Offshore drilling is particularly expensive, and often represents nearly 90% of an offshore oil producer’s total investment. These costs, which include the cost of oil rigs and drilling equipment, can vary depending on the depth being drilled, as it typically costs more to drill deeper wells. From 2013-2018, the average cost for each offshore oil well in NL was about $96 million, and projects require multiple new wells every year.
Future investments, like those of the past, will be closely tied to the price of oil. Based on estimates from the oil and gas data firm Rystad Energy, a 50% increase from Canada’s offshore production to 500,000 barrels of oil per day by 2030 would require oil prices to increase to US$100 per barrel.
Potential for exploration
Recent studies in 2015 and 2016 estimate undiscovered resources of 37.5 billion barrels of oil off the coast of NL. Based on these potential resources, in 2018 the province launched the Advance 2030 plan aiming to nearly triple the province’s oil production to 650,000 barrels per day by 2030.
Building on that, in 2019, the government opened the Carson-Bonnition and Salar Basins for exploration, which are expected to have an additional 3 billion barrels of oil.
The Hebron platform
Source: Offshore magazine
Two large oil spills reported in NL
Offshore oil spills are the biggest concern in offshore oil exploration and production. Oil spills are particularly harmful to marine birds, fish, and shellfish.
The prevention of oil spills in the region is critical, as its offshore platforms are located in the vicinity of NL’s Grand Banks, which are home to the depleted yet legendary fisheries that fueled the region’s economic growth for centuries. Part of what makes the Grand Banks region uniquely biodiverse and sensitive to disturbance is that it exists at the nexus of two major ocean currents – the southerly flowing Labrador Current and the northerly Gulf Stream.

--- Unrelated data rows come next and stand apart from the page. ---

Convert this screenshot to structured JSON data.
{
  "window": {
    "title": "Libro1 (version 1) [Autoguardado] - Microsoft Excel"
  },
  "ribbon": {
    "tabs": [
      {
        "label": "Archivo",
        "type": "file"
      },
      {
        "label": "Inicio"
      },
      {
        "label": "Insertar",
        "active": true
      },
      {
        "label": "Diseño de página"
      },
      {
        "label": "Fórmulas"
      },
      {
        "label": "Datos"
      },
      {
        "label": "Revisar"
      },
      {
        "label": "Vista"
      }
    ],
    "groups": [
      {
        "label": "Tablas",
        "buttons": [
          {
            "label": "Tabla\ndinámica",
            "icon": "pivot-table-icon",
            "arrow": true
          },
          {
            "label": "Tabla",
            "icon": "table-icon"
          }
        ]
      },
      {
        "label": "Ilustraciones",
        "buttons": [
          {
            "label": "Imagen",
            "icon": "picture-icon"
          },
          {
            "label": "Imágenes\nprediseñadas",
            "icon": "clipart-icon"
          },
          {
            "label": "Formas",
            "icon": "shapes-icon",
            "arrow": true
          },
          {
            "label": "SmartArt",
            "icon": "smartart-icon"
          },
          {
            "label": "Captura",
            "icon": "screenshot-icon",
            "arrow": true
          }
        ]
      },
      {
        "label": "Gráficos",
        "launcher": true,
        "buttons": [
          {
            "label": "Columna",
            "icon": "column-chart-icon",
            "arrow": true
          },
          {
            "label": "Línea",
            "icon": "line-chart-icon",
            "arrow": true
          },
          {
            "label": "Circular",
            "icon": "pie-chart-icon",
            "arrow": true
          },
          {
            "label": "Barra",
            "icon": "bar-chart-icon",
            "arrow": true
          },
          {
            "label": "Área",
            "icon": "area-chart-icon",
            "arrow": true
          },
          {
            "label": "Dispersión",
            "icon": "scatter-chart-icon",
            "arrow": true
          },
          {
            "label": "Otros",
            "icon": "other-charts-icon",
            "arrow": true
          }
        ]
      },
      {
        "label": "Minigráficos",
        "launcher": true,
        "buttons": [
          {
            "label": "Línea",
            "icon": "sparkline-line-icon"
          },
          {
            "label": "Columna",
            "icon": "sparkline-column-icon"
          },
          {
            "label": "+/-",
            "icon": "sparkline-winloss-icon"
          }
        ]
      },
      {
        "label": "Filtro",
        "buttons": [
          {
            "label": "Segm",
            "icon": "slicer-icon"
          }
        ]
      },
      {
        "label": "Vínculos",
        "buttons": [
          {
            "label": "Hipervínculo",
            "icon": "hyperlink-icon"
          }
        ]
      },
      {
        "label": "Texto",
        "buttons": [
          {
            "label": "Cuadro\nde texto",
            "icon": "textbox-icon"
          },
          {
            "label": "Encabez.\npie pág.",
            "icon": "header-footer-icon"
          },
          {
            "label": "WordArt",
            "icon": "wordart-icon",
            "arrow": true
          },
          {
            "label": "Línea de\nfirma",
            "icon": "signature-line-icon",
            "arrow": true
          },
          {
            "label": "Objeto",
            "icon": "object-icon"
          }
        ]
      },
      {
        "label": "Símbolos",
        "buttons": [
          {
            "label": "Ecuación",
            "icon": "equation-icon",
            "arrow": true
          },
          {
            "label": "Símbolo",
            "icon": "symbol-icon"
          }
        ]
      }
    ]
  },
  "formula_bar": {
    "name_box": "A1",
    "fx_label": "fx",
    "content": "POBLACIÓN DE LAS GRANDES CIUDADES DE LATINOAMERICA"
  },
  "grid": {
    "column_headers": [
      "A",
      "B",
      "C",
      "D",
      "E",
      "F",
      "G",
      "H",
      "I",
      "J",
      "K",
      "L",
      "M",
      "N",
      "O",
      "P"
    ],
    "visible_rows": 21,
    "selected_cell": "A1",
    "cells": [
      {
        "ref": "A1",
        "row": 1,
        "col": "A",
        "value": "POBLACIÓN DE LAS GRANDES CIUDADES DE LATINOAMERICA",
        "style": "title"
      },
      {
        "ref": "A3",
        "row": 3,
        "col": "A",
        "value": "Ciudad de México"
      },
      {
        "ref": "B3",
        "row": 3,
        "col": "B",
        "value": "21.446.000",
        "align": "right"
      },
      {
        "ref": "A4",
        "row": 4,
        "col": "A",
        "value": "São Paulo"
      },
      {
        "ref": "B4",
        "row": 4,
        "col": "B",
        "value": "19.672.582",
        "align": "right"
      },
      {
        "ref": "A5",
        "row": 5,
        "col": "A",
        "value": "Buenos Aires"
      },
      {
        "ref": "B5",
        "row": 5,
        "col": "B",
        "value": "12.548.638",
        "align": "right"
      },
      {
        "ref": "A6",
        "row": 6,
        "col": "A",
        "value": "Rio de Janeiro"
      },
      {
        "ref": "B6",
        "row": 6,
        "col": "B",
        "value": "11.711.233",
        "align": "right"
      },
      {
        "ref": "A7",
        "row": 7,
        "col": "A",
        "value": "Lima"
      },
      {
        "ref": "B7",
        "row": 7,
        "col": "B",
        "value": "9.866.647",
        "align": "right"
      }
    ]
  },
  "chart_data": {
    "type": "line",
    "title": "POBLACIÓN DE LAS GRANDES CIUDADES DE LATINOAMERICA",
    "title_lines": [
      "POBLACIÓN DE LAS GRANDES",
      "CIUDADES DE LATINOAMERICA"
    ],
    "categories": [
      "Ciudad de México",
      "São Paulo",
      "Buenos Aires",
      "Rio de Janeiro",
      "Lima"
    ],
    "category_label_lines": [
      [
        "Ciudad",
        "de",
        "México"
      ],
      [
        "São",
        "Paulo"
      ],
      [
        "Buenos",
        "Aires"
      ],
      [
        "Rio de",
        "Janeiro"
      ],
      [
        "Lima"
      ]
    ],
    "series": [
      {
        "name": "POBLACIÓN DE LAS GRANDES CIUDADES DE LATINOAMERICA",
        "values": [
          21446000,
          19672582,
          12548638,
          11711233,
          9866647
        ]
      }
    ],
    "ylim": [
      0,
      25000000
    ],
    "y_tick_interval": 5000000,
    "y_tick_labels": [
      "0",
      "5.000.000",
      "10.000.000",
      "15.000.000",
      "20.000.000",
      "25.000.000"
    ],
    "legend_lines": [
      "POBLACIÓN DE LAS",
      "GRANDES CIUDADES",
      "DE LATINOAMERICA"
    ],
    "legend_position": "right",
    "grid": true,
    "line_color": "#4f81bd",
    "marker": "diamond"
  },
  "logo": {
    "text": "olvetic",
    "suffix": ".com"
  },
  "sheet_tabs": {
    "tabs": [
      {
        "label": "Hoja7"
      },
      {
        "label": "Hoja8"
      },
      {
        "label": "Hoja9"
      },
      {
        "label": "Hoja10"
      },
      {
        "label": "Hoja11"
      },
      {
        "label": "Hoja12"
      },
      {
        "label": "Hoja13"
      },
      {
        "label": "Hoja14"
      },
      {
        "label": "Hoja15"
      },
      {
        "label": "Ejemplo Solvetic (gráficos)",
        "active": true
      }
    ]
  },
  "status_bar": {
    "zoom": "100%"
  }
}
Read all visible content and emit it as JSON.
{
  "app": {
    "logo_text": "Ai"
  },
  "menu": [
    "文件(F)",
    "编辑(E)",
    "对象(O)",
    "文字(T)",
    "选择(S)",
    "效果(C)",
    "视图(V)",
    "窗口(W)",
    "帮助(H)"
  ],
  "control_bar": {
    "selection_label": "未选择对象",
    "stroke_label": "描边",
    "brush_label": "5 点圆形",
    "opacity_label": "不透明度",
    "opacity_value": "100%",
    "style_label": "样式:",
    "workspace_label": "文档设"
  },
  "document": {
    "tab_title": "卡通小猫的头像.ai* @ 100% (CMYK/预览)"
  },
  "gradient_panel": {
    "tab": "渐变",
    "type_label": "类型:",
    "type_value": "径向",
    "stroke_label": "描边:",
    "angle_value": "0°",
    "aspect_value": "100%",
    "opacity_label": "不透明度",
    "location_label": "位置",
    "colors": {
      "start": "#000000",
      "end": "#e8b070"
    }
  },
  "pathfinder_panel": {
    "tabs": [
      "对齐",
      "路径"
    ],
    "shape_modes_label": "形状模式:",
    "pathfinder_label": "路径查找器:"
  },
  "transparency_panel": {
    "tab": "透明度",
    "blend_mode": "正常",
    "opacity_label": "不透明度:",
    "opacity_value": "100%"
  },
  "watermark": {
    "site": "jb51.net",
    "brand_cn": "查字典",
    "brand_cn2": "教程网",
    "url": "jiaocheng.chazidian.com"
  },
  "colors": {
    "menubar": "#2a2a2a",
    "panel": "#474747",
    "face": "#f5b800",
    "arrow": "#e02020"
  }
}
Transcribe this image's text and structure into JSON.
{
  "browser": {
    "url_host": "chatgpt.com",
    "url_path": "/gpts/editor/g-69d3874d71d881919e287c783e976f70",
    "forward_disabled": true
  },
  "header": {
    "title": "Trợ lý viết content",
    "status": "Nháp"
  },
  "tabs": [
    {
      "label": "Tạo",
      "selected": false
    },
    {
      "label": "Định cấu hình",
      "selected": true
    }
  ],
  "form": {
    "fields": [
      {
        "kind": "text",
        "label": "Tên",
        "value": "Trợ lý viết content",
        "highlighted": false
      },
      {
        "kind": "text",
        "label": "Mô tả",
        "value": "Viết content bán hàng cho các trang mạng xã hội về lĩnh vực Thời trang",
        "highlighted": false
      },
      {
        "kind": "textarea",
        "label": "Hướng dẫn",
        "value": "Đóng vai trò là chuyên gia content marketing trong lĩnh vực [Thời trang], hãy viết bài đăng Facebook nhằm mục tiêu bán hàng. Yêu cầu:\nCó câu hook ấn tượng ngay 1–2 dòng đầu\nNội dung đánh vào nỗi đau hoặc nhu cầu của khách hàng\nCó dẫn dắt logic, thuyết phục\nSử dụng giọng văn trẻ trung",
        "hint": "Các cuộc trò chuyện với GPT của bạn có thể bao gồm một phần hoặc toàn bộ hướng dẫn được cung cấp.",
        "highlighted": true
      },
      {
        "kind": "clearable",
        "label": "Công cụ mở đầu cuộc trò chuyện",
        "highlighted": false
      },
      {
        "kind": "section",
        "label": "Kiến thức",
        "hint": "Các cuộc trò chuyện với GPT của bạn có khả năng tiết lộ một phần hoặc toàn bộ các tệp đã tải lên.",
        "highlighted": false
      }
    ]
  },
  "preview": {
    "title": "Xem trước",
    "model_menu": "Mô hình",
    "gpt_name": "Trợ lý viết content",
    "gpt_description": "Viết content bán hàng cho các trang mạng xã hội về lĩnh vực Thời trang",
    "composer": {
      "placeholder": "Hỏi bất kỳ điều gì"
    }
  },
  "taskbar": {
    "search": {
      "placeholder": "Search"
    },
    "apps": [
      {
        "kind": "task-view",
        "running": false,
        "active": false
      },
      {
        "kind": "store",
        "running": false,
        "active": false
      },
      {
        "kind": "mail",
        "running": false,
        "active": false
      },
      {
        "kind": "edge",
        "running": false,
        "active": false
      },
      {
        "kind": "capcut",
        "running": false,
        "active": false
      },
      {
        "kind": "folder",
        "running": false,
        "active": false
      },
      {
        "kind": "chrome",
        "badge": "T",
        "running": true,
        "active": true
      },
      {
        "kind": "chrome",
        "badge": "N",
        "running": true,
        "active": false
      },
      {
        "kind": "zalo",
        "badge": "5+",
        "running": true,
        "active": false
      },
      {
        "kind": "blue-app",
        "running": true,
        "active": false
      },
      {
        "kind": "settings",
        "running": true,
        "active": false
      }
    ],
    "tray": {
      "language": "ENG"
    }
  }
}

The Canada-Newfoundland and Labrador Offshore Petroleum Board, the government regulator, is responsible for monitoring spill cleanups by industry.
Two large oil spills, in 2004 and 2018, have been reported in NL to date. In 2004, a 165,000 litre oil spill from the Terra Nova platform is believed to have killed 10,000 seabirds. The wildlife impacts of Canada’s second major oil spill, the 250,000-litre spill from the West White Rose Project platform SeaRose in November 2018 are not yet known.
Elsewhere in the world, the two largest offshore oil spills reported to date were the Deepwater Horizon oil spill (2010), with an estimated 5 million barrels of oil released, and the Ixtoc 1 Oil Spill (1979), which saw the release of 3.4 million barrels. Both oil spills occurred in the Gulf of Mexico.
In general, oil platforms themselves produce significant amounts of greenhouse gases (GHGs), as they are powered by combustion equipment and burn, or “flare”, the excess natural gas produced from the wells. Even accounting for flaring, emissions from NL’s offshore production are far lower than the oil sands, averaging 18 kg of carbon dioxide per barrel compared to 44.
In 2017, the GHG emissions from offshore oil production in NL were 1.8 Mt CO2e (million tonnes of CO2 equivalent), approximately 1% of Canada’s oil and gas industry emissions.